NEW SCRIBE TALKS STEROIDS IN BOXING
Manchester, UK- Two large let downs occurred in both the sport and business of boxing when two potentially great rematches from last year were cancelled. The story started when IBF-WBA jr. welterweight (140 lbs) champion Lamont Peterson (30-1-1, 15 KOs) copped to having taken Performance Enhancing Drugs leading up to the second fight against ex-champion Amir Khan (26-1, 16 KOS) set for last week.
SOME QUESTION THE FIRST FIGHT
Lamont then went on to say that he used a Steroid (Testosterone) prior to their first fight in December 2011. Peterson was a controversial decision winner over the British amateur prodigy man known at home as “King Khan.” The controversy was that referee Joseph Cooper yanked two points away from Khan for “pushing,” once in the 7tth & again the final (12th) round.
OFFICIAL TALLY TAINTED BY REFEREE?
This was pivotal as judges George Hall and Valerie Dorsett both had it 113-112 Peterson, while Nelson Valdez went the other way big for Khan with a 115-110 tally. Without the point deductions, Khan would have won a unanimous nod.
REMATCH WAS ABOUT TWO GUYS WITH SOMETHING TO PROVE
The rematch would have said a lot of both fighters and their ability to deal with controversy, adversity and uncertainty of a close fight. The results split boxing fans down the middle. For every two-people you talked to, it was split 50-50 as to whom really won the initial Peterson-Khan encounter?
NO DIFFERENCES HERE BETWEEN “A & B”
Soon thereafter the equally highly anticipated second dance between Victor Ortiz (29-3-2, 22 KOs) and Andre Berto (28-1, 22 KOs) was cancelled following last year’s loser Berto failed both his ‘A’ and ‘B’ tests. That’s because they take two urine tests, of which you or your corner can initial the two taped seals on the bottles.
WILL FAN’S GET SCREWED MORE OFTEN?
The obvious short-term affect these cheaters have perpetrated on the fan base is that many boxing followers have missed out. More than that I am truly concerned that more high-profile fights could be in peril now that people are taking “sometimes” random tests.
STEROID STORIES MAKE MASS MEDIA
Firstly, the media outside of boxing will take notice of such incidents and this could prevent an increase in boxing’s already nearly comatose fan base under 40, which has dwindled significantly in recent decades.
ARTICLES FURTHER TARNISH SPORT
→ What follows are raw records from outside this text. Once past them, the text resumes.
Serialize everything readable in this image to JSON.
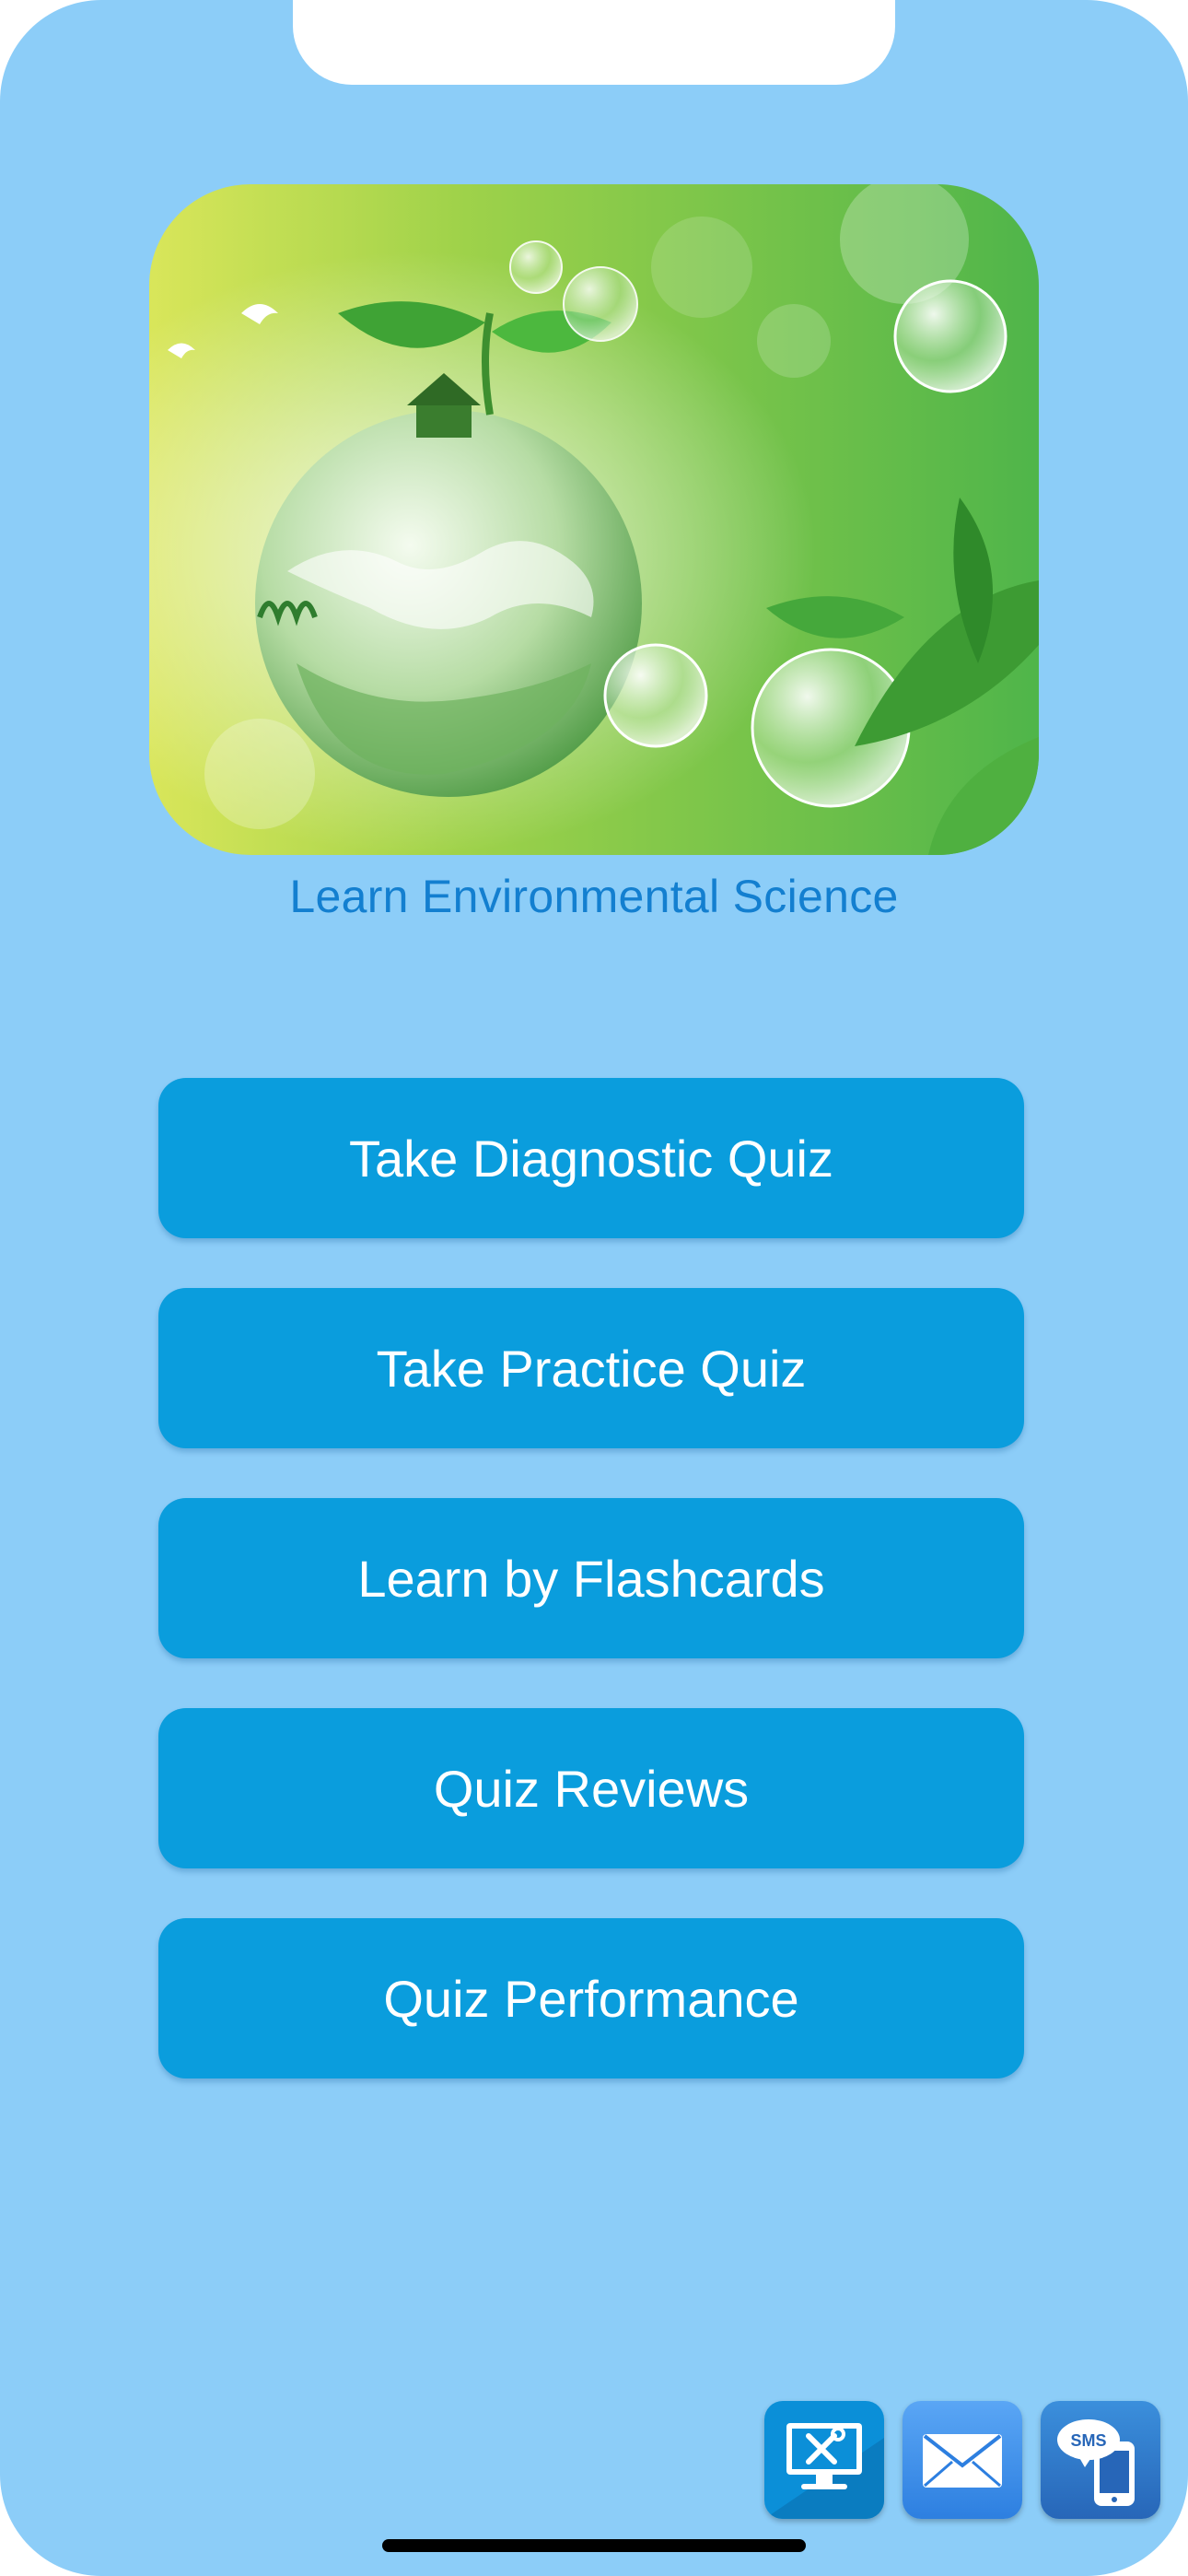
{
  "app": {
    "title": "Learn Environmental Science"
  },
  "hero": {
    "image_label": "environment-globe-illustration"
  },
  "menu": {
    "items": [
      {
        "label": "Take Diagnostic Quiz"
      },
      {
        "label": "Take Practice Quiz"
      },
      {
        "label": "Learn by Flashcards"
      },
      {
        "label": "Quiz Reviews"
      },
      {
        "label": "Quiz Performance"
      }
    ]
  },
  "footer": {
    "icons": [
      {
        "name": "support-tools-icon"
      },
      {
        "name": "email-icon"
      },
      {
        "name": "sms-icon",
        "text": "SMS"
      }
    ]
  },
  "colors": {
    "background": "#8ccdf8",
    "button": "#0a9ddd",
    "title": "#137fd0",
    "button_text": "#ffffff"
  }
}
Moreover, it could contribute to the decrease of support for boxing which has consequences down the line that are most certainly stories on “Steroids In Boxing” will not be beneficial. Beyond this it is simply unfair for all boxers who work on sweat and grit to be generalized simply because a few fighters have cheated.
MOST DON’T REALIZE DANGER OF STEROIDS IN BOXING
Should this continue to be the case and more people are taking performance-enhancing drugs, what the average person fails to realize is this makes the sport far more dangerous than what it should be. Think about it, guys hitting and working harder, recovering faster, this is a prescription for serious injuries or death. This is not American baseball.
SOME STATES DON’T TEST PERIOD!
Seeing a number of Athletic Commissions (Texas for one) doesn’t test for drugs of any kind, including steroids. The sanctioning bodies must clamp down on such conduct, as it is not only unfair, it is immoral and gives the wrong impression of this great sport.
CLOSING SALVO BY “BIG JOHN”
Any boxer who cheats during the preparation for a fight either with the intention or foresight that it could indirectly increase the risk or make it unnecessarily dangerous for the opponent should be banned for life. Cheaters are a disgrace in any sport and there should be a zero-tolerance to anyone caught cheating.